In some cases, applicants may be asked to submit a piece of work for assessment in order to confirm that they are able to work comfortably at postgraduate level, and demonstrate the requisite clinical and professional knowledge.

Please note that students must complete the Postgraduate Diploma (Year 1) before progressing onto the MSc. While many students apply directly for the MSc, alternatively, you are able to apply for the Postgraduate Diploma as a stand alone course. If you then wish to progress onto the MSc you are able to do so, or you can return at any time afterwards to complete it.

Some students may be able to gain recognised prior learning that allows them to progress immediately to the one year MSc. This will require successful completion of a similar programme at another UK university. Contact us via [email protected] to discuss this further.

English Language Requirements

Proficiency in the English language is also essential to completing our courses. If English is NOT your first language, we ask for proof of competency during the application process. We are able to accept an IELTS overall score of 6.0 (with a minimum of 5.5 for each band) or an equivalent qualification.

You can also contact our admissions team on [email protected] for more information on the qualifications we accept.

Teaching Methods

Our courses are conducted entirely online through self-directed distance learning. You’ll receive guidance throughout your course with tutor-stimulated academic discussions, which are based on clinically-rich case scenarios. These usually occur within groups of 10-20 students, allowing you to clearly communicate with both your tutor and fellow students.
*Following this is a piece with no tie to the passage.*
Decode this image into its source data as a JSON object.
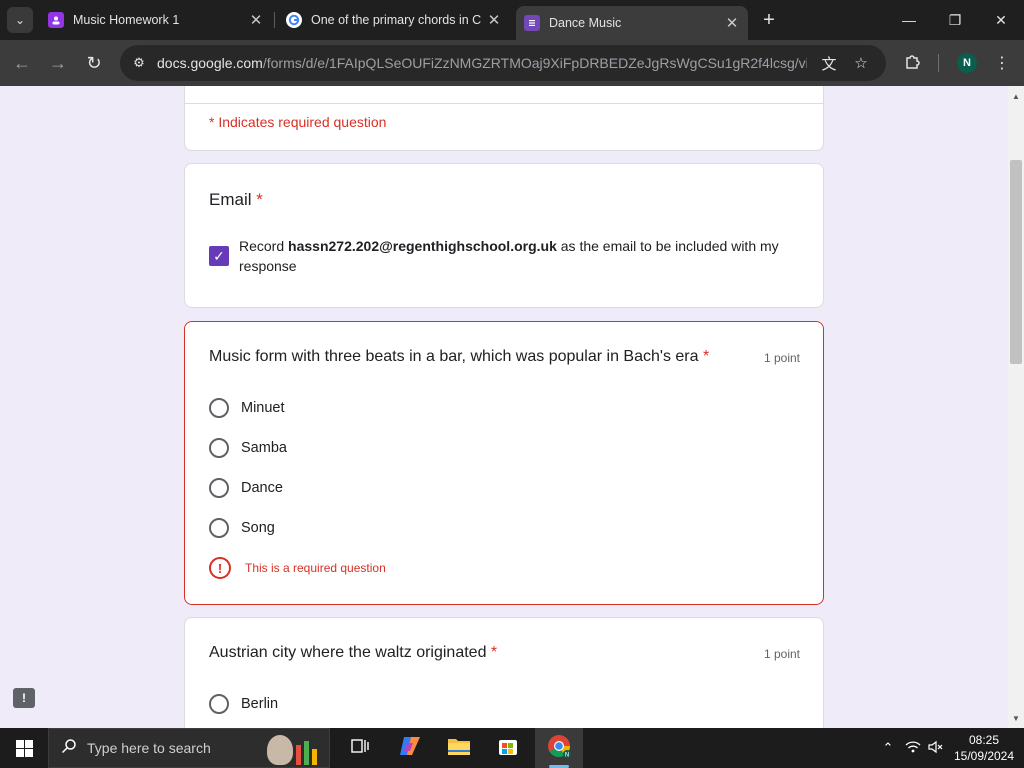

You will also participate in a combination of module activities that may be group and/or individual based, dependant on the module. These innovative teaching methods enable you to envisage the translation of your studies into your every day work and practice.
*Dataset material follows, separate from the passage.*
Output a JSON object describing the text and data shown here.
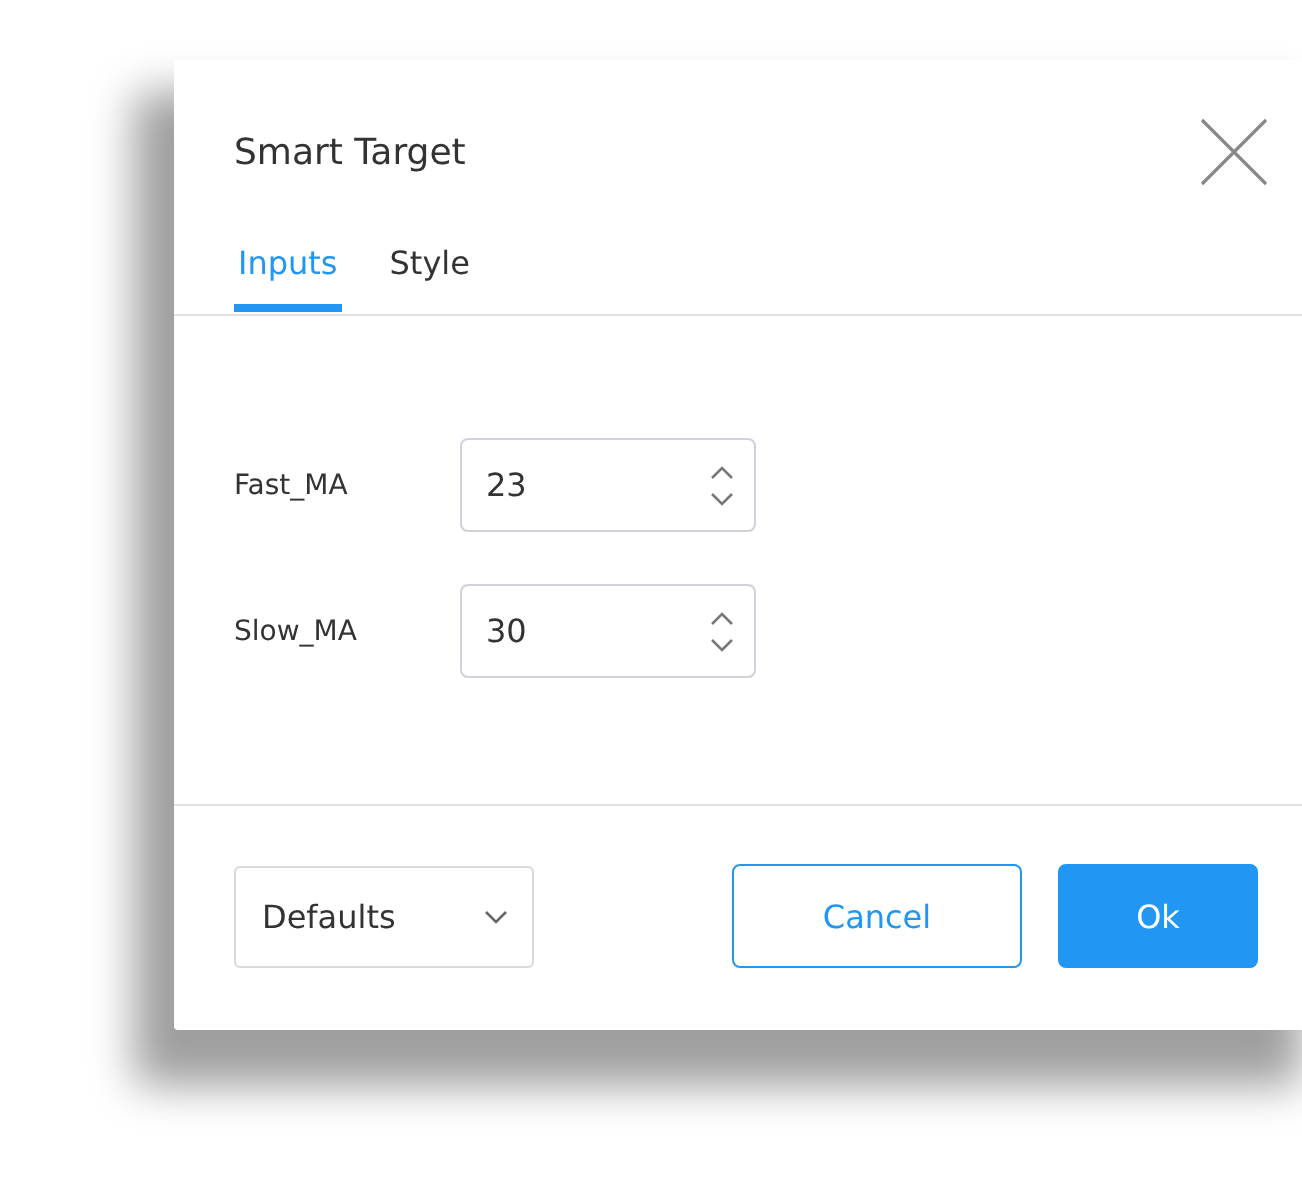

In your second year of study, you will receive guidance and support from your tutor, but will work independently to produce your professional project.

Our dedicated Student Support Team are also available to help with any problems you may face. From navigating our online platform to advising you on deadlines, our team can assist with any questions or challenges you may have along the way.

Online Induction Day

Once you have secured your place on the course, you will be invited to an Online Induction Day Webinar. This will give you the opportunity to participate in study skills workshops on Harvard Referencing, scientific and reflective writings, and levels of evidence in preparation for your studies. It is not compulsory for you to attend our Induction Day, but it is recommended as it’ll provide you with a sturdy introduction to the course.

Course Fees

Total Course Fees for UK & International Students for March 2022: £7,800
Total Course Fees for UK & International
Students for March 2022:

Please Note: These are the fees for the whole two year course.

Fee payments may be made via the following options:

Date Instalments Up-Front Payments
Deposit payable
on acceptance
£650 £650
1st May 2022 £650 £7,150
1st July 2022 £650
1st September 2022 £650
1st November 2022 £650
1st January 2023 £650
1st March 2023 £650
1st May 2023 £650
1st July 2023 £650
1st September 2023 £650
1st November 2023 £650
1st January 2024 £650

Deposits are non-refundable

Early Bird Discount Deadline